• _What to produce_:
Word for word, give every line of the listing again.

= Beginning of Section =

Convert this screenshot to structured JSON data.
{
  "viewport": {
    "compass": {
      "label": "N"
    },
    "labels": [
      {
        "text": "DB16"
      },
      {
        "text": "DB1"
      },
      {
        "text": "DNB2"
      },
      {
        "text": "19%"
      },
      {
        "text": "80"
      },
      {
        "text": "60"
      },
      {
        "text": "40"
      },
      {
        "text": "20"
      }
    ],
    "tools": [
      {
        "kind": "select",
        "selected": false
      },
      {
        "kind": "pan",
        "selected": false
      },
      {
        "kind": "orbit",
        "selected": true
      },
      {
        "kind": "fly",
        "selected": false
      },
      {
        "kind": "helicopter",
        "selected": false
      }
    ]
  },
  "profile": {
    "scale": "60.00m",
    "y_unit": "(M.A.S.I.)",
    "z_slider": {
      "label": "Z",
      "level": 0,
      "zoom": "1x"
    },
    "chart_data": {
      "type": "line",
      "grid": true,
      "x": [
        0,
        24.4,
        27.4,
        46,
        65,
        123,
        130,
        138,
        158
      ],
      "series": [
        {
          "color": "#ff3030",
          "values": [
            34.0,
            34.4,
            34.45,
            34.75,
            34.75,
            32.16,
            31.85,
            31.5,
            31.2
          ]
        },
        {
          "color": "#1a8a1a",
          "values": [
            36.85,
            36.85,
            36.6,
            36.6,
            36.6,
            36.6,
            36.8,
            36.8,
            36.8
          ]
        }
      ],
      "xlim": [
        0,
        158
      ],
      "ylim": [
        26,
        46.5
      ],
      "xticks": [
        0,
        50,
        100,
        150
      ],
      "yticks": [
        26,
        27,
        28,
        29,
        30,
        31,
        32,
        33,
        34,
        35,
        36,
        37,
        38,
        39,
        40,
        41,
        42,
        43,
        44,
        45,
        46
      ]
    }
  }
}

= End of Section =

• _Expected answer_:
Convert this screenshot to structured JSON data.
{
  "viewport": {
    "compass": {
      "label": "N"
    },
    "labels": [
      {
        "text": "DB16"
      },
      {
        "text": "DB1"
      },
      {
        "text": "DNB2"
      },
      {
        "text": "19%"
      },
      {
        "text": "80"
      },
      {
        "text": "60"
      },
      {
        "text": "40"
      },
      {
        "text": "20"
      }
    ],
    "tools": [
      {
        "kind": "select",
        "selected": false
      },
      {
        "kind": "pan",
        "selected": false
      },
      {
        "kind": "orbit",
        "selected": true
      },
      {
        "kind": "fly",
        "selected": false
      },
      {
        "kind": "helicopter",
        "selected": false
      }
    ]
  },
  "profile": {
    "scale": "60.00m",
    "y_unit": "(M.A.S.I.)",
    "z_slider": {
      "label": "Z",
      "level": 0,
      "zoom": "1x"
    },
    "chart_data": {
      "type": "line",
      "grid": true,
      "x": [
        0,
        24.4,
        27.4,
        46,
        65,
        123,
        130,
        138,
        158
      ],
      "series": [
        {
          "color": "#ff3030",
          "values": [
            34.0,
            34.4,
            34.45,
            34.75,
            34.75,
            32.16,
            31.85,
            31.5,
            31.2
          ]
        },
        {
          "color": "#1a8a1a",
          "values": [
            36.85,
            36.85,
            36.6,
            36.6,
            36.6,
            36.6,
            36.8,
            36.8,
            36.8
          ]
        }
      ],
      "xlim": [
        0,
        158
      ],
      "ylim": [
        26,
        46.5
      ],
      "xticks": [
        0,
        50,
        100,
        150
      ],
      "yticks": [
        26,
        27,
        28,
        29,
        30,
        31,
        32,
        33,
        34,
        35,
        36,
        37,
        38,
        39,
        40,
        41,
        42,
        43,
        44,
        45,
        46
      ]
    }
  }
}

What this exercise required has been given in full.